Cognitive tools used in early years history and social sciences learning

THE STORY One of the most powerful tools for engaging the emotions in learning;
METAPHOR Crucial for flexible and creative understanding;
VIVID IMAGES Generating images from words is central to engaging the imagination in learning;
BINARY OPPOSITES A powerful organizing tool, providing easy access to grasping knowledge;
RHYME, RHYTHM, AND PATTERN Potent tools for aiding memory and for establishing emotional meaning and interest;
PLAY Can help students’ develop increasing control over their knowledge and understanding;
MYSTERY AND PUZZLES Can create an attractive sense of how much fascinating knowledge about the world

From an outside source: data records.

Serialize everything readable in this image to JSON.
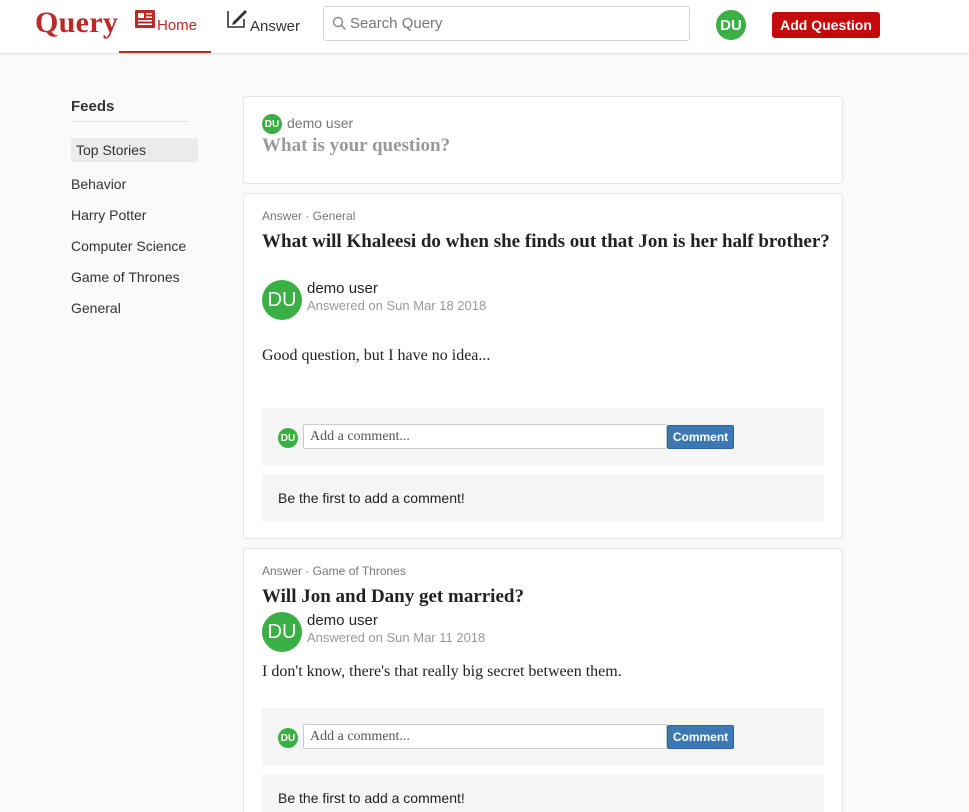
{
  "header": {
    "logo": "Query",
    "nav_home": "Home",
    "nav_answer": "Answer",
    "search_placeholder": "Search Query",
    "avatar_initials": "DU",
    "add_question": "Add Question"
  },
  "colors": {
    "brand": "#b92b27",
    "add_question_bg": "#c60a0a",
    "avatar_green": "#3aaf43",
    "comment_button": "#3e78b3"
  },
  "sidebar": {
    "title": "Feeds",
    "items": [
      {
        "label": "Top Stories",
        "active": true
      },
      {
        "label": "Behavior"
      },
      {
        "label": "Harry Potter"
      },
      {
        "label": "Computer Science"
      },
      {
        "label": "Game of Thrones"
      },
      {
        "label": "General"
      }
    ]
  },
  "ask": {
    "avatar": "DU",
    "user": "demo user",
    "prompt": "What is your question?"
  },
  "questions": [
    {
      "meta": "Answer · General",
      "title": "What will Khaleesi do when she finds out that Jon is her half brother?",
      "author_avatar": "DU",
      "author": "demo user",
      "answered": "Answered on Sun Mar 18 2018",
      "answer": "Good question, but I have no idea...",
      "comment_avatar": "DU",
      "comment_placeholder": "Add a comment...",
      "comment_button": "Comment",
      "first_comment": "Be the first to add a comment!"
    },
    {
      "meta": "Answer · Game of Thrones",
      "title": "Will Jon and Dany get married?",
      "author_avatar": "DU",
      "author": "demo user",
      "answered": "Answered on Sun Mar 11 2018",
      "answer": "I don't know, there's that really big secret between them.",
      "comment_avatar": "DU",
      "comment_placeholder": "Add a comment...",
      "comment_button": "Comment",
      "first_comment": "Be the first to add a comment!"
    }
  ]
}
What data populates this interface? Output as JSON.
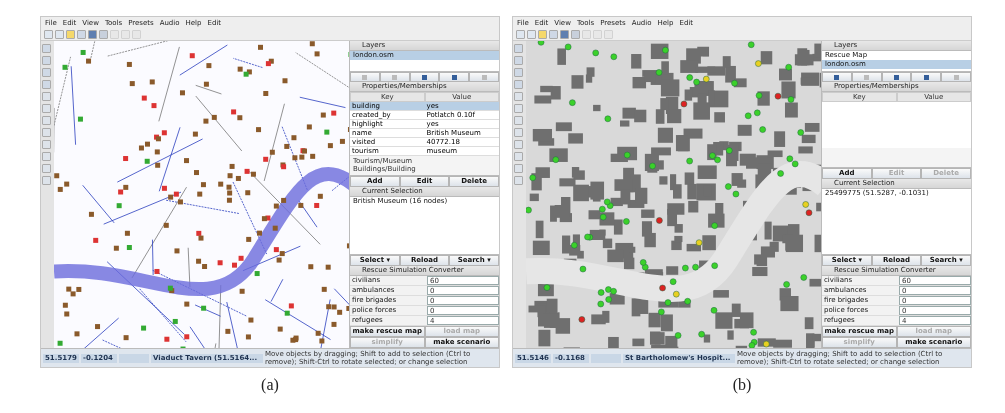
{
  "screenshots": [
    {
      "caption": "(a)",
      "kind": "detailed",
      "menu": [
        "File",
        "Edit",
        "View",
        "Tools",
        "Presets",
        "Audio",
        "Help",
        "Edit"
      ],
      "layers_title": "Layers",
      "layers": [
        {
          "name": "london.osm",
          "selected": true
        }
      ],
      "layer_buttons": [
        {
          "disabled": true
        },
        {
          "disabled": true
        },
        {
          "disabled": false
        },
        {
          "disabled": false
        },
        {
          "disabled": true
        }
      ],
      "properties": {
        "title": "Properties/Memberships",
        "columns": [
          "Key",
          "Value"
        ],
        "rows": [
          {
            "key": "building",
            "value": "yes",
            "selected": true
          },
          {
            "key": "created_by",
            "value": "Potlatch 0.10f",
            "selected": false
          },
          {
            "key": "highlight",
            "value": "yes",
            "selected": false
          },
          {
            "key": "name",
            "value": "British Museum",
            "selected": false
          },
          {
            "key": "visited",
            "value": "40772.18",
            "selected": false
          },
          {
            "key": "tourism",
            "value": "museum",
            "selected": false
          }
        ],
        "memberships": [
          "Tourism/Museum",
          "Buildings/Building"
        ],
        "buttons": [
          {
            "label": "Add",
            "disabled": false
          },
          {
            "label": "Edit",
            "disabled": false
          },
          {
            "label": "Delete",
            "disabled": false
          }
        ]
      },
      "selection_title": "Current Selection",
      "selection": [
        "British Museum (16 nodes)"
      ],
      "selection_buttons": [
        "Select ▾",
        "Reload",
        "Search ▾"
      ],
      "converter": {
        "title": "Rescue Simulation Converter",
        "fields": [
          {
            "label": "civilians",
            "value": "60"
          },
          {
            "label": "ambulances",
            "value": "0"
          },
          {
            "label": "fire brigades",
            "value": "0"
          },
          {
            "label": "police forces",
            "value": "0"
          },
          {
            "label": "refugees",
            "value": "4"
          }
        ],
        "buttons": [
          {
            "label": "make rescue map",
            "disabled": false
          },
          {
            "label": "load map",
            "disabled": true
          },
          {
            "label": "simplify",
            "disabled": true
          },
          {
            "label": "make scenario",
            "disabled": false
          }
        ]
      },
      "status": {
        "lat": "51.5179",
        "lon": "-0.1204",
        "object": "Viaduct Tavern (51.5164...",
        "hint": "Move objects by dragging; Shift to add to selection (Ctrl to remove); Shift-Ctrl to rotate selected; or change selection"
      }
    },
    {
      "caption": "(b)",
      "kind": "buildings",
      "menu": [
        "File",
        "Edit",
        "View",
        "Tools",
        "Presets",
        "Audio",
        "Help",
        "Edit"
      ],
      "layers_title": "Layers",
      "layers": [
        {
          "name": "Rescue Map",
          "selected": false
        },
        {
          "name": "london.osm",
          "selected": true
        }
      ],
      "layer_buttons": [
        {
          "disabled": false
        },
        {
          "disabled": true
        },
        {
          "disabled": false
        },
        {
          "disabled": false
        },
        {
          "disabled": true
        }
      ],
      "properties": {
        "title": "Properties/Memberships",
        "columns": [
          "Key",
          "Value"
        ],
        "buttons": [
          {
            "label": "Add",
            "disabled": false
          },
          {
            "label": "Edit",
            "disabled": true
          },
          {
            "label": "Delete",
            "disabled": true
          }
        ]
      },
      "selection_title": "Current Selection",
      "selection": [
        "25499775 (51.5287, -0.1031)"
      ],
      "selection_buttons": [
        "Select ▾",
        "Reload",
        "Search ▾"
      ],
      "converter": {
        "title": "Rescue Simulation Converter",
        "fields": [
          {
            "label": "civilians",
            "value": "60"
          },
          {
            "label": "ambulances",
            "value": "0"
          },
          {
            "label": "fire brigades",
            "value": "0"
          },
          {
            "label": "police forces",
            "value": "0"
          },
          {
            "label": "refugees",
            "value": "4"
          }
        ],
        "buttons": [
          {
            "label": "make rescue map",
            "disabled": false
          },
          {
            "label": "load map",
            "disabled": true
          },
          {
            "label": "simplify",
            "disabled": true
          },
          {
            "label": "make scenario",
            "disabled": false
          }
        ]
      },
      "status": {
        "lat": "51.5146",
        "lon": "-0.1168",
        "object": "St Bartholomew's Hospit...",
        "hint": "Move objects by dragging; Shift to add to selection (Ctrl to remove); Shift-Ctrl to rotate selected; or change selection"
      }
    }
  ]
}
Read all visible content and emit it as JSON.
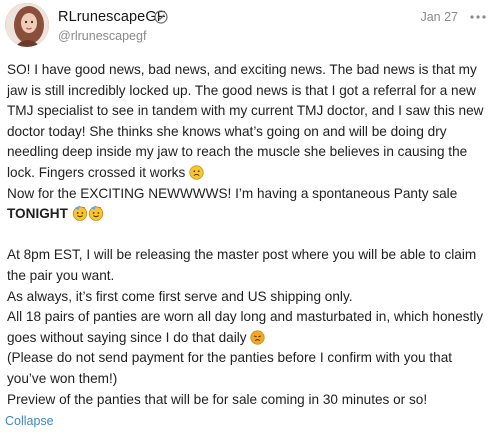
{
  "post": {
    "display_name": "RLrunescapeGF",
    "handle": "@rlrunescapegf",
    "date": "Jan 27",
    "icons": {
      "verified": "verified-badge-icon",
      "more": "more-options-icon",
      "avatar": "profile-avatar"
    },
    "body": {
      "p1": "SO! I have good news, bad news, and exciting news. The bad news is that my jaw is still incredibly locked up. The good news is that I got a referral for a new TMJ specialist to see in tandem with my current TMJ doctor, and I saw this new doctor today! She thinks she knows what’s going on and will be doing dry needling deep inside my jaw to reach the muscle she believes in causing the lock. Fingers crossed it works",
      "p2_start": "Now for the EXCITING NEWWWWS! I’m having a spontaneous Panty sale",
      "p2_bold": "TONIGHT",
      "p3": "At 8pm EST, I will be releasing the master post where you will be able to claim the pair you want.",
      "p4": "As always, it’s first come first serve and US shipping only.",
      "p5": "All 18 pairs of panties are worn all day long and masturbated in, which honestly goes without saying since I do that daily",
      "p6": "(Please do not send payment for the panties before I confirm with you that you’ve won them!)",
      "p7": "Preview of the panties that will be for sale coming in 30 minutes or so!"
    },
    "emoji": {
      "after_p1": "frowning-face-emoji",
      "after_tonight": "party-face-emoji",
      "after_p5": "disappointed-face-emoji"
    },
    "collapse_label": "Collapse"
  },
  "colors": {
    "link": "#3f88c5",
    "muted": "#8a8a8a",
    "text": "#1f1f1f",
    "emoji_yellow": "#f7c531"
  }
}
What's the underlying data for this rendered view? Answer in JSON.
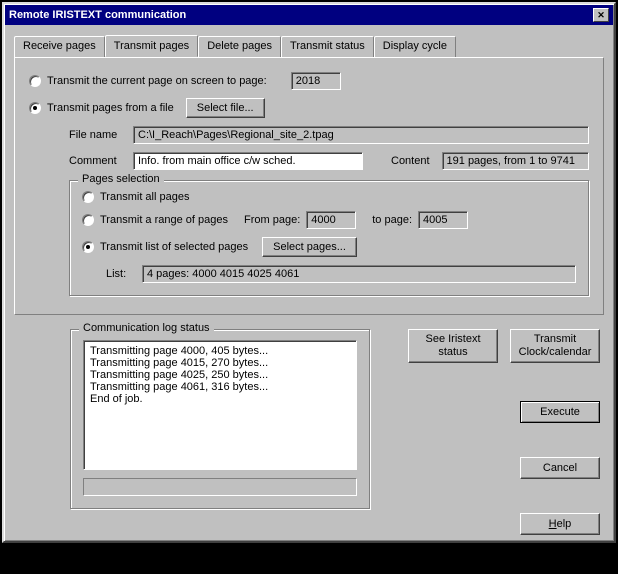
{
  "window": {
    "title": "Remote IRISTEXT communication"
  },
  "tabs": {
    "receive": "Receive pages",
    "transmit": "Transmit pages",
    "delete": "Delete pages",
    "status": "Transmit status",
    "display": "Display cycle"
  },
  "opt_current": {
    "label": "Transmit the current page on screen to page:",
    "value": "2018"
  },
  "opt_file": {
    "label": "Transmit pages from a file",
    "select_file_btn": "Select file..."
  },
  "file": {
    "name_label": "File name",
    "name_value": "C:\\I_Reach\\Pages\\Regional_site_2.tpag",
    "comment_label": "Comment",
    "comment_value": "Info. from main office c/w sched.",
    "content_label": "Content",
    "content_value": "191 pages, from 1 to 9741"
  },
  "pages": {
    "legend": "Pages selection",
    "all_label": "Transmit all pages",
    "range_label": "Transmit a range of pages",
    "from_label": "From page:",
    "from_value": "4000",
    "to_label": "to page:",
    "to_value": "4005",
    "list_opt_label": "Transmit list of selected pages",
    "select_pages_btn": "Select pages...",
    "list_label": "List:",
    "list_value": "4 pages: 4000 4015 4025 4061"
  },
  "log": {
    "legend": "Communication log status",
    "lines": [
      "Transmitting page 4000, 405 bytes...",
      "Transmitting page 4015, 270 bytes...",
      "Transmitting page 4025, 250 bytes...",
      "Transmitting page 4061, 316 bytes...",
      "End of job."
    ]
  },
  "buttons": {
    "see_status": "See Iristext status",
    "transmit_clock": "Transmit Clock/calendar",
    "execute": "Execute",
    "cancel": "Cancel",
    "help": "Help"
  }
}
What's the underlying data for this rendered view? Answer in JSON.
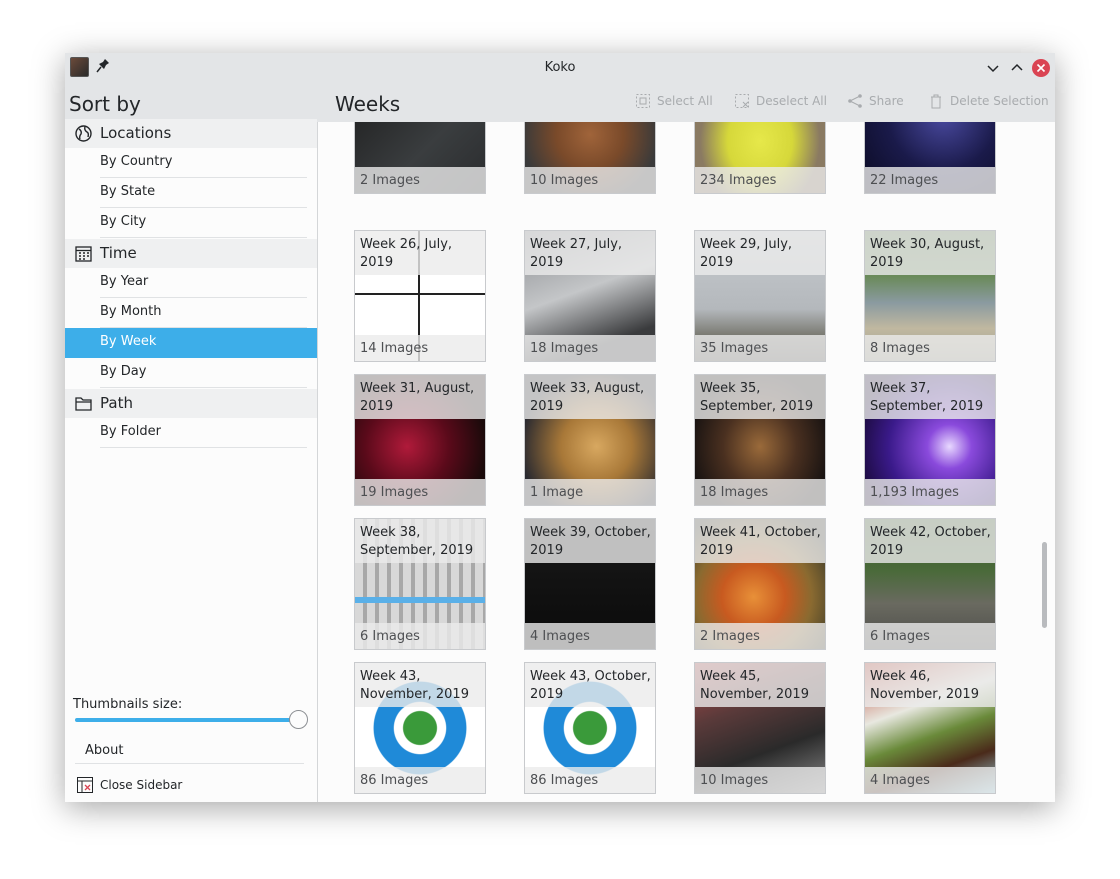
{
  "window": {
    "title": "Koko"
  },
  "header": {
    "sortby": "Sort by",
    "page_title": "Weeks",
    "actions": {
      "select_all": "Select All",
      "deselect_all": "Deselect All",
      "share": "Share",
      "delete_selection": "Delete Selection"
    }
  },
  "sidebar": {
    "sections": [
      {
        "label": "Locations",
        "icon": "globe-icon",
        "items": [
          "By Country",
          "By State",
          "By City"
        ]
      },
      {
        "label": "Time",
        "icon": "calendar-icon",
        "items": [
          "By Year",
          "By Month",
          "By Week",
          "By Day"
        ]
      },
      {
        "label": "Path",
        "icon": "folder-icon",
        "items": [
          "By Folder"
        ]
      }
    ],
    "active_item": "By Week",
    "thumbnails_label": "Thumbnails size:",
    "thumbnail_size_level": 1.0,
    "about": "About",
    "close_sidebar": "Close Sidebar"
  },
  "colors": {
    "accent": "#3daee9",
    "close": "#da4453"
  },
  "tiles": [
    {
      "title": "",
      "count": "2 Images"
    },
    {
      "title": "",
      "count": "10 Images"
    },
    {
      "title": "",
      "count": "234 Images"
    },
    {
      "title": "",
      "count": "22 Images"
    },
    {
      "title": "Week 26, July, 2019",
      "count": "14 Images"
    },
    {
      "title": "Week 27, July, 2019",
      "count": "18 Images"
    },
    {
      "title": "Week 29, July, 2019",
      "count": "35 Images"
    },
    {
      "title": "Week 30, August, 2019",
      "count": "8 Images"
    },
    {
      "title": "Week 31, August, 2019",
      "count": "19 Images"
    },
    {
      "title": "Week 33, August, 2019",
      "count": "1 Image"
    },
    {
      "title": "Week 35, September, 2019",
      "count": "18 Images"
    },
    {
      "title": "Week 37, September, 2019",
      "count": "1,193 Images"
    },
    {
      "title": "Week 38, September, 2019",
      "count": "6 Images"
    },
    {
      "title": "Week 39, October, 2019",
      "count": "4 Images"
    },
    {
      "title": "Week 41, October, 2019",
      "count": "2 Images"
    },
    {
      "title": "Week 42, October, 2019",
      "count": "6 Images"
    },
    {
      "title": "Week 43, November, 2019",
      "count": "86 Images"
    },
    {
      "title": "Week 43, October, 2019",
      "count": "86 Images"
    },
    {
      "title": "Week 45, November, 2019",
      "count": "10 Images"
    },
    {
      "title": "Week 46, November, 2019",
      "count": "4 Images"
    }
  ]
}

remains to be discovered;

Cognitive tools used in intermediate and early secondary school science learning

CHANGING CONTEXTS “The redefinition of reality” –– in which students’ interest in content shifts in subtle and important ways;
EXTREMES AND LIMITS Engagement by the limits of reality and the extremes of experience –– students develop a fascination with

the exotic and extreme, as, for example, in the Guinness Website of World Records;

HUMANIZING Seeing knowledge in terms of human qualities –– recognize that all knowledge is human knowledge,

and a product of someone’s hopes, fears, and passions, and so make knowledge more full of rich meanings;

PERSONALIZING NARRATIVES Collecting things or a developing a hobby –– the urge to securely grasp some feature of reality can stimulate

Extensive knowledge;

THE SENSE OF WONDER Can capture the imagination in the world;
ASSOCIATING WITH THE HEROIC Gives confidence and enables students take on in some degree the qualities of the heroes with whom

they associate;